When Justice Maltbie wrote those words in 1927, the personal injury categories under the worker compensation law in 1927 only included accidental injury and occupational disease. The opinion indicated in a later paragraph that there was no traumatic injury involved in the Wilder disability and death. Hence, the only injury category then applicable was that of occupational disease.

It is true that the occupational disease definition applicable to Wilder was broader that, that later adopted by the 1927 legislature. However, as demonstrated in Cortes v. Allegheny Ludlum Steel Corp., 61-CRD-3-81, 1 Conn. Workers’ Comp. Review Op. 173 (1982) citing Glodenis v. American Brass Co., 118 Conn. 29 (1934) and LeLenko v. Wilson H. Lee Co., 128 Conn. 499 (1942) prevailing case law interprets occupational disease quite broadly. The words “peculiar to the occupation” and “in excess of the ordinary hazards of employment” do not have the extremely limited and narrow significance respondent adopted in its brief.

In its proximate causation argument, appellant cites Dehron v. Clark, 122 Conn. 592 (1937). That case involved multiple causative factors and the court found that there was insufficient evidence that the work related cause was a substantial factor in producing the disabling result.
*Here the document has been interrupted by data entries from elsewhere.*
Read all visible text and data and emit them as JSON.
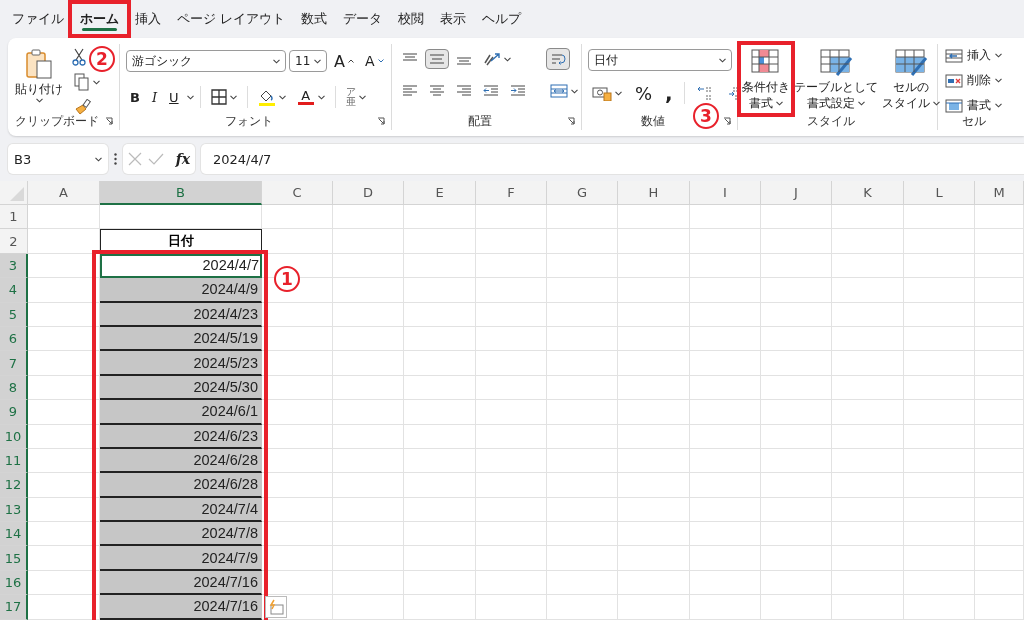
{
  "menu_tabs": [
    {
      "label": "ファイル",
      "selected": false
    },
    {
      "label": "ホーム",
      "selected": true
    },
    {
      "label": "挿入",
      "selected": false
    },
    {
      "label": "ページ レイアウト",
      "selected": false
    },
    {
      "label": "数式",
      "selected": false
    },
    {
      "label": "データ",
      "selected": false
    },
    {
      "label": "校閲",
      "selected": false
    },
    {
      "label": "表示",
      "selected": false
    },
    {
      "label": "ヘルプ",
      "selected": false
    }
  ],
  "clipboard": {
    "paste": "貼り付け",
    "group_label": "クリップボード"
  },
  "font": {
    "name": "游ゴシック",
    "size": "11",
    "grow": "A",
    "shrink": "A",
    "bold": "B",
    "italic": "I",
    "underline": "U",
    "font_color": "A",
    "phonetic_top": "ア",
    "phonetic_bottom": "亜",
    "group_label": "フォント"
  },
  "alignment": {
    "vertical": [
      {
        "on": false
      },
      {
        "on": true
      },
      {
        "on": false
      }
    ],
    "wrap_text": {
      "on": true
    },
    "group_label": "配置"
  },
  "number": {
    "format": "日付",
    "percent": "%",
    "comma": ",",
    "group_label": "数値"
  },
  "styles": {
    "buttons": [
      {
        "lines": [
          "条件付き",
          "書式"
        ]
      },
      {
        "lines": [
          "テーブルとして",
          "書式設定"
        ]
      },
      {
        "lines": [
          "セルの",
          "スタイル"
        ]
      }
    ],
    "group_label": "スタイル"
  },
  "cells": {
    "buttons": [
      "挿入",
      "削除",
      "書式"
    ],
    "group_label": "セル"
  },
  "formula_bar": {
    "name_box": "B3",
    "fx": "fx",
    "value": "2024/4/7"
  },
  "sheet": {
    "columns": [
      {
        "label": "A",
        "selected": false
      },
      {
        "label": "B",
        "selected": true
      },
      {
        "label": "C",
        "selected": false
      },
      {
        "label": "D",
        "selected": false
      },
      {
        "label": "E",
        "selected": false
      },
      {
        "label": "F",
        "selected": false
      },
      {
        "label": "G",
        "selected": false
      },
      {
        "label": "H",
        "selected": false
      },
      {
        "label": "I",
        "selected": false
      },
      {
        "label": "J",
        "selected": false
      },
      {
        "label": "K",
        "selected": false
      },
      {
        "label": "L",
        "selected": false
      },
      {
        "label": "M",
        "selected": false
      }
    ],
    "rows": [
      {
        "number": "1",
        "selected": false,
        "kind": "blank"
      },
      {
        "number": "2",
        "selected": false,
        "kind": "header",
        "value": "日付"
      },
      {
        "number": "3",
        "selected": true,
        "kind": "date",
        "value": "2024/4/7",
        "shaded": false,
        "active": true
      },
      {
        "number": "4",
        "selected": true,
        "kind": "date",
        "value": "2024/4/9",
        "shaded": true,
        "active": false
      },
      {
        "number": "5",
        "selected": true,
        "kind": "date",
        "value": "2024/4/23",
        "shaded": true,
        "active": false
      },
      {
        "number": "6",
        "selected": true,
        "kind": "date",
        "value": "2024/5/19",
        "shaded": true,
        "active": false
      },
      {
        "number": "7",
        "selected": true,
        "kind": "date",
        "value": "2024/5/23",
        "shaded": true,
        "active": false
      },
      {
        "number": "8",
        "selected": true,
        "kind": "date",
        "value": "2024/5/30",
        "shaded": true,
        "active": false
      },
      {
        "number": "9",
        "selected": true,
        "kind": "date",
        "value": "2024/6/1",
        "shaded": true,
        "active": false
      },
      {
        "number": "10",
        "selected": true,
        "kind": "date",
        "value": "2024/6/23",
        "shaded": true,
        "active": false
      },
      {
        "number": "11",
        "selected": true,
        "kind": "date",
        "value": "2024/6/28",
        "shaded": true,
        "active": false
      },
      {
        "number": "12",
        "selected": true,
        "kind": "date",
        "value": "2024/6/28",
        "shaded": true,
        "active": false
      },
      {
        "number": "13",
        "selected": true,
        "kind": "date",
        "value": "2024/7/4",
        "shaded": true,
        "active": false
      },
      {
        "number": "14",
        "selected": true,
        "kind": "date",
        "value": "2024/7/8",
        "shaded": true,
        "active": false
      },
      {
        "number": "15",
        "selected": true,
        "kind": "date",
        "value": "2024/7/9",
        "shaded": true,
        "active": false
      },
      {
        "number": "16",
        "selected": true,
        "kind": "date",
        "value": "2024/7/16",
        "shaded": true,
        "active": false
      },
      {
        "number": "17",
        "selected": true,
        "kind": "date",
        "value": "2024/7/16",
        "shaded": true,
        "active": false
      }
    ]
  },
  "annotations": [
    {
      "number": "2"
    },
    {
      "number": "1"
    },
    {
      "number": "3"
    }
  ]
}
But in the instant matter there was considerable evidence from the two doctors already referred to that the work related factors were the principal causal agencies. This evidence was more than sufficient to satisfy the classic rules for proximate causation set down in Mahoney v. Beatman, 110 Conn. 184 (1929).

As we find the evidence sufficient to sustain the conclusion that a compensable personal injury occurred, the decision of the Commissioner below is affirmed and the appeal is dismissed.

Commissioners Rhoda Loeb and Andrew Denuzze concur in this opinion.

[1] Sec. 31-275. (8) “Personal injury,” or “injury,” as the same is used in this chapter, shall be construed to include, in addition to accidental injury which may be definitely located as to the time when and the place where the accident occurred, an injury to an employee which is causally connected with his employment and is the direct result of repetitive trauma or repetitive acts incident to such employment, and occupational disease herein defined . . . (11) “Occupational disease” includes any disease peculiar to the occupation in which the employee was engaged and due to causes in excess of the ordinary hazards of employment as such and includes any disease due to or attributable to exposure to or contact with any radioactive by an employee in the course of his employment.